-- Available records follows --
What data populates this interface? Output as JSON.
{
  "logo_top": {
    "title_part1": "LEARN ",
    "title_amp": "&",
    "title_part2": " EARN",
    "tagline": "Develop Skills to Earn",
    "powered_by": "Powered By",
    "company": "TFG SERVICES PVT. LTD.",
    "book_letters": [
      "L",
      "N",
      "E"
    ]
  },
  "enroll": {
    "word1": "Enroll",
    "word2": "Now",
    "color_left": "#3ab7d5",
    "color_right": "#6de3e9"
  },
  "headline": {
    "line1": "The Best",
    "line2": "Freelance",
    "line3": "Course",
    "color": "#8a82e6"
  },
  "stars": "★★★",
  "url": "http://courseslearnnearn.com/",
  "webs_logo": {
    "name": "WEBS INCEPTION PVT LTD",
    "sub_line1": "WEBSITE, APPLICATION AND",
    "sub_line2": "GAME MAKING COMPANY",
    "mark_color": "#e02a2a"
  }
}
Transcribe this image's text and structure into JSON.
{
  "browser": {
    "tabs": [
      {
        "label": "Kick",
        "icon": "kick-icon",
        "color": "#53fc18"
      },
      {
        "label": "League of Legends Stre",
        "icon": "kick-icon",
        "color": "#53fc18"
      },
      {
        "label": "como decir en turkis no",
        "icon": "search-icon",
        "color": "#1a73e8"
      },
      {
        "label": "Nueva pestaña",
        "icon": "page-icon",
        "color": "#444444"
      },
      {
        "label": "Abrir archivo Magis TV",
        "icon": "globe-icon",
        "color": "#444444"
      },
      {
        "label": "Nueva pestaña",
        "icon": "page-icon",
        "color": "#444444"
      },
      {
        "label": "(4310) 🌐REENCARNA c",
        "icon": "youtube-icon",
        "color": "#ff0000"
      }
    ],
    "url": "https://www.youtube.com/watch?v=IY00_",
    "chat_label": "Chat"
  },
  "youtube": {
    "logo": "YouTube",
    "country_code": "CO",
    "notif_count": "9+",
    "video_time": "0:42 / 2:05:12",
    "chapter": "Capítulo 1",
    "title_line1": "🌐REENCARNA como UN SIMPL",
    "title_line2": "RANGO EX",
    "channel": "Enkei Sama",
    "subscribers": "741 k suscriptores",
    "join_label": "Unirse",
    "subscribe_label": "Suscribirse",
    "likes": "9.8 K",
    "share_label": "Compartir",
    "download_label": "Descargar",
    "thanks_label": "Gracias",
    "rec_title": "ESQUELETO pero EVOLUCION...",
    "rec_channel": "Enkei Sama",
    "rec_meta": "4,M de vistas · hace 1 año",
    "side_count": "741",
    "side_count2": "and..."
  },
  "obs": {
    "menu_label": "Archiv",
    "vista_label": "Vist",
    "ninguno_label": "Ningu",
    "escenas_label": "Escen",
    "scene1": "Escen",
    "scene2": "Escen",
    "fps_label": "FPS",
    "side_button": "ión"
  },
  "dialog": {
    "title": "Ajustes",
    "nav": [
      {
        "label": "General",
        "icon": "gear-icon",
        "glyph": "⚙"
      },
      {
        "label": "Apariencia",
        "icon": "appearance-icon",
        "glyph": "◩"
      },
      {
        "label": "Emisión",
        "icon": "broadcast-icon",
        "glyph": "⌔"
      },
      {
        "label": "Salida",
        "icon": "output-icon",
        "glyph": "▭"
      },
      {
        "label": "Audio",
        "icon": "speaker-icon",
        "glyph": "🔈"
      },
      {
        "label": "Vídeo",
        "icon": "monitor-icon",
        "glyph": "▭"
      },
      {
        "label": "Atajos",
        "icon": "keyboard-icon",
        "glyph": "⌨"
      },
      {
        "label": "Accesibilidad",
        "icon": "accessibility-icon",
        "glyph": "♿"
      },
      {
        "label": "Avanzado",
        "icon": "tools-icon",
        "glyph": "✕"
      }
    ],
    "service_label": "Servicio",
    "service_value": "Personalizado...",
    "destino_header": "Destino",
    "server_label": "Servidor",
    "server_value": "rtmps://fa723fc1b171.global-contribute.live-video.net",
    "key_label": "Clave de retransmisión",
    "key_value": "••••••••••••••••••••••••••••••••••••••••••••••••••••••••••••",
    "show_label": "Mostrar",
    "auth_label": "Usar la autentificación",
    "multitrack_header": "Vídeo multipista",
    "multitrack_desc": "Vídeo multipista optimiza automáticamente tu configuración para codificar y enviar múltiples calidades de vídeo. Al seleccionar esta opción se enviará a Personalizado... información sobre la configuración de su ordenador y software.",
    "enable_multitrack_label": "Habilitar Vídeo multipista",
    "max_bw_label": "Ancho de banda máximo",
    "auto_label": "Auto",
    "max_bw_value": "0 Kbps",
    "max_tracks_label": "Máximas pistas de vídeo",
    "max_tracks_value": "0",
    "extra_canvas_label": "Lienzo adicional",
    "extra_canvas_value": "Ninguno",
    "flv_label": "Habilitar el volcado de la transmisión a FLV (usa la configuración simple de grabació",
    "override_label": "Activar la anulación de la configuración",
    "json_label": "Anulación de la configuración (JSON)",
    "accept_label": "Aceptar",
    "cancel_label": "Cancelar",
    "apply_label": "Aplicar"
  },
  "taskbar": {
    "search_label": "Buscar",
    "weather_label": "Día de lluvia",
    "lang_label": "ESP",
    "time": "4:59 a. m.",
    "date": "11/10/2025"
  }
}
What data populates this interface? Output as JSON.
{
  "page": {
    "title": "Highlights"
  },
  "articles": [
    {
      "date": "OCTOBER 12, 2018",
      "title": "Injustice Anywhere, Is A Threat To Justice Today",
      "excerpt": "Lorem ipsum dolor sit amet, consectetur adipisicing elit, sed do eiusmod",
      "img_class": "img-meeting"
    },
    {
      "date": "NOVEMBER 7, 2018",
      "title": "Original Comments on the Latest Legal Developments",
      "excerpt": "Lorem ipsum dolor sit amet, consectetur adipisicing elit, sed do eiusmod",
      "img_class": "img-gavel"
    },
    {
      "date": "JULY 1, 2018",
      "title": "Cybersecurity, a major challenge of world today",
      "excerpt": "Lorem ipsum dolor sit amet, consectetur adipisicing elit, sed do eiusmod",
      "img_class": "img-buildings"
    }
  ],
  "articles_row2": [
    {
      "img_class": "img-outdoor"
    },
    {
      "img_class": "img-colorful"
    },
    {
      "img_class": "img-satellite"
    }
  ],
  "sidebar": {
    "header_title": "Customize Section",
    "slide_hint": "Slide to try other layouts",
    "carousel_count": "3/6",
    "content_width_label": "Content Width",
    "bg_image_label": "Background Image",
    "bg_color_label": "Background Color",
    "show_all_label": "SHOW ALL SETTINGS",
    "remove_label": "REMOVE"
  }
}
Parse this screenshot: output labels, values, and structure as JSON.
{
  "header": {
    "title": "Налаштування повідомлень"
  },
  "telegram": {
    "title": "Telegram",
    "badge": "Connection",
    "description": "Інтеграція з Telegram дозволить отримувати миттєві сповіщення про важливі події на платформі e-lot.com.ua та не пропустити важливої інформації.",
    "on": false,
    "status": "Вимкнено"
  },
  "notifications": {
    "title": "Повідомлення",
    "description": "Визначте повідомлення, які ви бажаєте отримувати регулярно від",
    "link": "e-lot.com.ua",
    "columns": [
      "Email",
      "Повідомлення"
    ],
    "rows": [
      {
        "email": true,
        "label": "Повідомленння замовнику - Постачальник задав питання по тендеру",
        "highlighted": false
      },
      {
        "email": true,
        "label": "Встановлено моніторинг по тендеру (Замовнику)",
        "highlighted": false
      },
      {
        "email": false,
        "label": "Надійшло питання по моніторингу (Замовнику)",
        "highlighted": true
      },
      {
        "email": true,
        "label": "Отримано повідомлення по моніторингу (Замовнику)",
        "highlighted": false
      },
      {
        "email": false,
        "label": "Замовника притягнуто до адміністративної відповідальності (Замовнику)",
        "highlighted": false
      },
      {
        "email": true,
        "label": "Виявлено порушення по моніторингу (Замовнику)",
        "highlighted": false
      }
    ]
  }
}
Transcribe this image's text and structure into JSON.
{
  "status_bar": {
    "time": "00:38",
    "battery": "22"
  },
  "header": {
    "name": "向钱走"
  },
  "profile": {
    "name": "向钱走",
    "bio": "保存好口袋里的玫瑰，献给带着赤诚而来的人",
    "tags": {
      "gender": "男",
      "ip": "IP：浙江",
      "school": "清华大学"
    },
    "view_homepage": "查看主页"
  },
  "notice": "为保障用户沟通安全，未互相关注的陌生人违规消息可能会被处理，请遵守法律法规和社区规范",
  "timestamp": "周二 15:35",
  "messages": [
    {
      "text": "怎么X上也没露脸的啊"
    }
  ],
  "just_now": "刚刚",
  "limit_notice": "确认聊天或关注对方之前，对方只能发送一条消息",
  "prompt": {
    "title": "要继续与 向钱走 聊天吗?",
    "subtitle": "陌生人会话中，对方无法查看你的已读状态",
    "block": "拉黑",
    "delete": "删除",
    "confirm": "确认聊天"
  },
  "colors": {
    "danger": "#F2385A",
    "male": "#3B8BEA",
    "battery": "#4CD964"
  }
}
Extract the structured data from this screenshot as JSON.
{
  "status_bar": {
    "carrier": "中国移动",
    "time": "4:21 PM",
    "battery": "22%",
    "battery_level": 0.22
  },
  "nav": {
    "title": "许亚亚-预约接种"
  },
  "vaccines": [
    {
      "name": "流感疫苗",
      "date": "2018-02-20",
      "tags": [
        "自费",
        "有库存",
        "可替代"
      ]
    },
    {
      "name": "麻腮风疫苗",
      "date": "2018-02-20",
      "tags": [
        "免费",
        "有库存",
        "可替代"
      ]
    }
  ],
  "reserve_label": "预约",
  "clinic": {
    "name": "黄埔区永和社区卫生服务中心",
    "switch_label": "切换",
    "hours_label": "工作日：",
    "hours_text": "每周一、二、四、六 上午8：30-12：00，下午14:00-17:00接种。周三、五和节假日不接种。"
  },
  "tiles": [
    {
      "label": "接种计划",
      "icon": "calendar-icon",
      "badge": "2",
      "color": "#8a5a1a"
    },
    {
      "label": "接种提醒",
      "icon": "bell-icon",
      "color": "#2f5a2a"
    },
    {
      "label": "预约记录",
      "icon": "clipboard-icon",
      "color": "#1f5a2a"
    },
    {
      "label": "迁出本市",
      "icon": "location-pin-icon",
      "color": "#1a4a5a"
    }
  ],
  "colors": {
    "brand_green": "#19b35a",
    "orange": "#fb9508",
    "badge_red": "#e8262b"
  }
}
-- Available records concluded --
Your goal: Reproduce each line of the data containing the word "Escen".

Answer section:
    "escenas_label": "Escen",
    "scene1": "Escen",
    "scene2": "Escen",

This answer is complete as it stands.